A crescendo of action, from modest beginnings, just before World war II, where some monks work in secret to transport a vault into the Alps by train, having left Salonika with it, and 26 specially arranged secret documents.  The Gemini Contenders by Robert Ludlum does not content itself with a modest world-saving action set in World War II — certainly, not — the magnificent The Gemini Contenders aims higher still.  The hero is a man of means, as are his sons whom we eventually meet — they are the Gemini Contenders — and Robert Ludlum’s story veers all over the place, like a crazed racing car smashing along a high speed track, knocking into everything but resolving itself at the last moment, every time.

It’s what you want from a thriller — characters you care about involved at the highest levels of conspiracy, confusing coincidences all heading towards one big pay-off, international settings and action; global, personal, military and domestic.  Robert Ludlum well knew the rules, but more than that enjoyed delivery.  The action of Gemini Contenders covers many years, beginning before World War 2 and culminates in the 1970s, and yet does so with such refinement.  It’s a mark of the age, I think.  The 1970s was great for these enormous thrillers, and living memory almost demanded that these books have some Nazis tucked away somewhere, or at least some WW2 conspiracy.  Here we have the amazing project Loch Torridon, which may well be based in fact — it is preposterous enough.

The Gemini Contenders is in some respects an antecedent of The Da Vinci Code.  Robert Ludlum really enjoyed this style of story in the 1970s, stories that were international, dealt with secrets, and changed history.  The twins of the title have to put aside their differences in the last 100 pages if The Gemini Contenders and work to save humanity from the unleashing of an awful secret that has already killed many, including a bunch of suicidal monks on a mission.   It’s a violent book, that goes all the way to the Vatican and the Pentagon, and as with many thrillers you can usually judge the calibre of your thriller writer on the quality of the kills.  Here the kills are of course first rate, and that goes for the mutilations too.  Ludlum really gives the mutilations legs, in fact, and in the case of Stone who loses his hand right at the beginning, and the exceptional torture of the lead character Victor, their handicaps become important to the tale as a whole.  There is another mutilation in The Matlock Paper — it may have been something he had a penchant for describing, certainly it is horrific, although brief.

Thrillers, moreso than other genre works, are usually pretty firmly tied in their own day and age.  I remember Robert Ludlum books from the 1970s, and in particular from their occasional placing in my grandfather’s glass fronted books cabinet.   In that cabinet there were plenty Dick Francis, always the latest Frederick Forsyth, and other such as Robert Ludlum were included by dint of their popularity.  For Ludlum, his popularity continued well into the 1980s and the distinctive covers were all that were needed to entice a reader.  I have to read them as an adult, as I spent so long staring at them as a child, it feels like the satisfaction of a quest to own and read these editions.

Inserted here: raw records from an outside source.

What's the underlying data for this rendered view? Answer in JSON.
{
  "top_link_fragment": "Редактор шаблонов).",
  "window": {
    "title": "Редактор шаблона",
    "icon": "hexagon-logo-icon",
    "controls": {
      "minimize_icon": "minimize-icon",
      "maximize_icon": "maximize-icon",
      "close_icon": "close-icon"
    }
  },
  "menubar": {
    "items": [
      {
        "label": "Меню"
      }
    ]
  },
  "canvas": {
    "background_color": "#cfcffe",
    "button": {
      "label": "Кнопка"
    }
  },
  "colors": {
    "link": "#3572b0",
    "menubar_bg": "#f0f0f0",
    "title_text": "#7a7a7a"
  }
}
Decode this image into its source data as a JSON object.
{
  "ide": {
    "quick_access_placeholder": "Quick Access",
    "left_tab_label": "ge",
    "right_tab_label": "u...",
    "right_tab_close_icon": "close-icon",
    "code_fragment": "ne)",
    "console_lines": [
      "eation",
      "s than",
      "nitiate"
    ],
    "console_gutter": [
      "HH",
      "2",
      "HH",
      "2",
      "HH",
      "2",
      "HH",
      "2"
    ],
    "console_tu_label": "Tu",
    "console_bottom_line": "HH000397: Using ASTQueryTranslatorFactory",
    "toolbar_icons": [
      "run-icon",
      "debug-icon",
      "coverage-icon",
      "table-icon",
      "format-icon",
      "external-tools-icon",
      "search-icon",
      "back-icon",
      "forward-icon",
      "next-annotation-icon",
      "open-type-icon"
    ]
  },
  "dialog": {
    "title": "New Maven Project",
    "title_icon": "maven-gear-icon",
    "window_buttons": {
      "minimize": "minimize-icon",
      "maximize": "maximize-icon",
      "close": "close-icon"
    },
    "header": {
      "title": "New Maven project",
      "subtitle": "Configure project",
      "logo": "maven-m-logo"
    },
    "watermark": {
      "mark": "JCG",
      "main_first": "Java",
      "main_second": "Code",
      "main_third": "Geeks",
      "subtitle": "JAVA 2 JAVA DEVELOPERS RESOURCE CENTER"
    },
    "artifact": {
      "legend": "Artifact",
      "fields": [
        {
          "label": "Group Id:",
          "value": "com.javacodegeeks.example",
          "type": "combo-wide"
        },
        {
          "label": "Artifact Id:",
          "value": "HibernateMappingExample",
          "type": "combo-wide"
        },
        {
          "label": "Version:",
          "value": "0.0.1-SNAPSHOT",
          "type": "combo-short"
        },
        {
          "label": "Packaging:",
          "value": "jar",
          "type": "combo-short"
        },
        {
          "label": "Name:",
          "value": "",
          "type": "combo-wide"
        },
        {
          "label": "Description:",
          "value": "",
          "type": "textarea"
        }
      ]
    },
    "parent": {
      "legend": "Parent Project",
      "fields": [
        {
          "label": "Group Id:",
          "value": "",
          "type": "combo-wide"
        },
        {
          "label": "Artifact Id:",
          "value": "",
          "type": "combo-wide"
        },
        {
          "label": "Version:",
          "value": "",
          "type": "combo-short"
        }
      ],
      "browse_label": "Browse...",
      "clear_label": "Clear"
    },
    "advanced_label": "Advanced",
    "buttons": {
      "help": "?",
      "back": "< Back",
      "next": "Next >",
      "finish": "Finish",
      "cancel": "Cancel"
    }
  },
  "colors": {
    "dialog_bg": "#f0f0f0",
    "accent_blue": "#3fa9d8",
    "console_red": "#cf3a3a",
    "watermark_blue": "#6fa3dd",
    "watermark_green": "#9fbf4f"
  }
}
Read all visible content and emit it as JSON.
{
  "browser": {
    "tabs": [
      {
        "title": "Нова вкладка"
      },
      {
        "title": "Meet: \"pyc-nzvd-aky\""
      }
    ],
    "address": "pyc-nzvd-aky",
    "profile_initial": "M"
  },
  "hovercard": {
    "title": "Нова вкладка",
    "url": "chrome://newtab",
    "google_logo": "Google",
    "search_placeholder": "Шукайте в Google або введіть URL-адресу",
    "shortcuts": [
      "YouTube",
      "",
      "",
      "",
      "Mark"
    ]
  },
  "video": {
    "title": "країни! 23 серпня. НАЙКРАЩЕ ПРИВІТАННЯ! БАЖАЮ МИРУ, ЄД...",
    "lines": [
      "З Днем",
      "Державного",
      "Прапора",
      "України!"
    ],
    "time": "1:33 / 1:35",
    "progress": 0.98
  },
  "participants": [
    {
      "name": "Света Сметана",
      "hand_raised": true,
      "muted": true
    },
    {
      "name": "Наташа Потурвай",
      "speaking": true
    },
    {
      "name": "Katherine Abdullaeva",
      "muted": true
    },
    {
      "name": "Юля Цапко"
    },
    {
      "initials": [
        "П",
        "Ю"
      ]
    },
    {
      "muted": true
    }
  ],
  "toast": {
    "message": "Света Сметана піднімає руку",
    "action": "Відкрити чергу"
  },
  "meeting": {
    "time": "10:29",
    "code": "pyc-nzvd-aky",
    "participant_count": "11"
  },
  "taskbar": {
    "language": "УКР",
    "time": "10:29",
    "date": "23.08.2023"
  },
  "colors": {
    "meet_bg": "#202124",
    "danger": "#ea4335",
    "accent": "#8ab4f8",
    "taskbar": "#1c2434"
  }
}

That said, I’m not sure if anyone today even equates the popular Bourne films with their author — Robert Ludlum.  Nobody knows quite how many Ludlum books there are out there, but estimates stand between 300 and 500 million, which puts him up there with Ian Fleming, whom we all well know as the James Bond man.  Amazingly, Ludlum kept on being published after his death in 2001, and in the following 5 years, he released another 6 novels, the last of which was The Bancroft Strategy.

You can find everything in the Gemini Contenders, even an explanation of the strange title if you wait for long enough.  A good thriller has to keep you interested to the end, and it’s harder than you may think.  The best touches come early on — Victor’s trip to the Savoy, the horrific execution of his family — which is as well because caring for the characters help you stick with them.

And he just writes so well.  How do you describe a guy grabbing for a gun before he is shot:

Victor sprang forward over the desk, his long arms plunging for the weapon; it had wavered only for a heartbeat, but that was all he could hope for.

How do you set the scene:

He was chilled by his thoughts, not the rain.

Or how in general do you contrive such a plot that rages through World War II, continues after the war is over in several world locations and tips a final third into the 1970s, where an extra-military corps of elite soldiers are making a bid to take over the Pentagon?

This is it, it’s as good as it gets — Robert Ludlum.